NATO and the UN carried out Operations: Provide Promise to provide humanitarian relief for people displaced by the fighting in former Yugoslavia (2 July 1992 – 9 January 1996); Deny Flight to monitor the air space over Bosnia-Herzegovina to prevent the warring parties from using their air strength (12 April 1993 – 21 December 1995); and Sharp Guard to enforce the arms embargo against the combatants (15 June 1993 – 2 October 1996). Mississippi served as Red Crown—coordinating air operations—in the Maverick Operating Area in the Adriatic Sea (2–18 April, 14–21 May, 11–21 June, 30 June–9 July, 22–27 July, and 22 August–6 September 1995). In addition, the cruiser intercepted Polish vessel Dajti, and her boarding team boarded and inspected the Eastern European ship as a possible smuggler (7 April).
Two Cuban Mikoyan Gurevich MiG-29UB Fulcrums shot down two Cessna 337 Skymasters flown by the “Brothers to the Rescue,” a non-profit organization opposed to the Cuban government of Fidel R. Castro, over contested international waters (24 February 1996). Mississippi led a surface action group that included guided missile cruiser Ticonderoga (CG 47) and guided missile frigate John L. Hall (FFG 32) during Operations Sentinel Lifeguard, Standoff IV, and Escort 1-96 in the Straits of Florida in response to the Cubans’ downing the Skymasters (25–28 February and 1–7 March). In addition, the group escorted a civilian flotilla that laid a wreath on the water where the victims fell.

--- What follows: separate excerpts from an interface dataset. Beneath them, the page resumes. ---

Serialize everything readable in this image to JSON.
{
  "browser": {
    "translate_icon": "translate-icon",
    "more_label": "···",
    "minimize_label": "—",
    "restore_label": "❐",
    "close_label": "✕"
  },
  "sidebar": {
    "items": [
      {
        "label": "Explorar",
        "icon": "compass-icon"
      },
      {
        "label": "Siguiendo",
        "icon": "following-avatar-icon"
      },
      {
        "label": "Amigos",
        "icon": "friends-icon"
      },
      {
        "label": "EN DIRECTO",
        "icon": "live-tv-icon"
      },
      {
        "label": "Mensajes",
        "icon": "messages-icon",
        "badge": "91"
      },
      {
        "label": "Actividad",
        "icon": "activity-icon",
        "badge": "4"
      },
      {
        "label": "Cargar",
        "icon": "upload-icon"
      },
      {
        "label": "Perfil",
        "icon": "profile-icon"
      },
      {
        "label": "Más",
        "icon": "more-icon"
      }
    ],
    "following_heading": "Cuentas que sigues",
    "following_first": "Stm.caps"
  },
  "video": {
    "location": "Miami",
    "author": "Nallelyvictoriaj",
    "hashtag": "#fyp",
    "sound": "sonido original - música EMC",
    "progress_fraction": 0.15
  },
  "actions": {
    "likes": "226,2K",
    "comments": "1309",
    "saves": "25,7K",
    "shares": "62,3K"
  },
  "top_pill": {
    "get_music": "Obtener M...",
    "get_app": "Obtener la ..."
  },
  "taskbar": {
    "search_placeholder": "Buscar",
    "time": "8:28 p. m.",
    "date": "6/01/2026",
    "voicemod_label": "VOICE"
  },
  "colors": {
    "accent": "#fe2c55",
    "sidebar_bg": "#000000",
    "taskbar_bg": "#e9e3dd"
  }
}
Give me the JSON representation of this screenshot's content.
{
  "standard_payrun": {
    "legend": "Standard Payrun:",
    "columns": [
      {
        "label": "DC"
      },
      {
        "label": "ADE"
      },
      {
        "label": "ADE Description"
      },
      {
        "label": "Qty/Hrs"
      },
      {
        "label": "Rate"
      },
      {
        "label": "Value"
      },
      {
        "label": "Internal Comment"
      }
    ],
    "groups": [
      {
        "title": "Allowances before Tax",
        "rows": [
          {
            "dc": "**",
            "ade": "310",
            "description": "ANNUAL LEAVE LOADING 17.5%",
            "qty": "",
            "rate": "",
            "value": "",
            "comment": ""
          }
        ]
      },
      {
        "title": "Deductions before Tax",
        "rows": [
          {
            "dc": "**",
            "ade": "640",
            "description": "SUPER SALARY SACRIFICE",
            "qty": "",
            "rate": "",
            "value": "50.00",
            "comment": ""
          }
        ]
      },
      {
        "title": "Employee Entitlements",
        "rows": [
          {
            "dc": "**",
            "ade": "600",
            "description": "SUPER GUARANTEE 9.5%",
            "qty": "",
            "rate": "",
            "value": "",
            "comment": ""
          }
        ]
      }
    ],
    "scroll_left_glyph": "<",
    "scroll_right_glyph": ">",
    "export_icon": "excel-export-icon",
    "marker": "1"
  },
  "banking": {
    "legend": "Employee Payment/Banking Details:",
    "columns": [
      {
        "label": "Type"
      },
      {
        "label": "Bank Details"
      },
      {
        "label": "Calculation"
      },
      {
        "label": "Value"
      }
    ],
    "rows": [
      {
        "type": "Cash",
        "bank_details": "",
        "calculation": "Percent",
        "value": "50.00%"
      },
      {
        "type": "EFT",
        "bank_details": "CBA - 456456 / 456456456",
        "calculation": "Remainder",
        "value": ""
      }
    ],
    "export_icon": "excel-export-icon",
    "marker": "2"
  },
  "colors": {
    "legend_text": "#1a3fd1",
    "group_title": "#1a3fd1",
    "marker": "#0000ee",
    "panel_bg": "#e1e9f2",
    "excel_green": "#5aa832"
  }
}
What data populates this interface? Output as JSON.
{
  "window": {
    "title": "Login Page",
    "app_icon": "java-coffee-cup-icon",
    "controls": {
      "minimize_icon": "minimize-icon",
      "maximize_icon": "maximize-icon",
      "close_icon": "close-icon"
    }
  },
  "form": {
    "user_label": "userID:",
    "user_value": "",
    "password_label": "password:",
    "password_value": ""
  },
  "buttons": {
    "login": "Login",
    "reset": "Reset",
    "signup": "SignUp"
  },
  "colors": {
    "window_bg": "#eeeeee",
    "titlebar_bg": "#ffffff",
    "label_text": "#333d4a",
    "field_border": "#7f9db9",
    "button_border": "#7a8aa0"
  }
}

Mississippi was deactivated on 6 September 1996 at Norfolk, and decommissioned there on 28 July 1997. Pending the cruiser’s further disposition, the Military Sealift Command-operated fleet ocean tug Mohawk (T-ATF 170) took Mississippi under tow to Rodman, Panama Canal Zone, and Navajo (T-ATF 169) towed her from there to the Naval Sea Systems Command Inactive Ships Onsite Maintenance Office, Puget Sound Naval Shipyard, Bremerton, Wash. (March–May 1998). Circa October 2004, she entered the Ship/Submarine Recycling Program (SRP)—the Navy’s program to dispose of decommissioned nuclear powered vessels.
Source: DANFS (Dictionary of American Naval Fighthing Ships - USS Mississippi-IV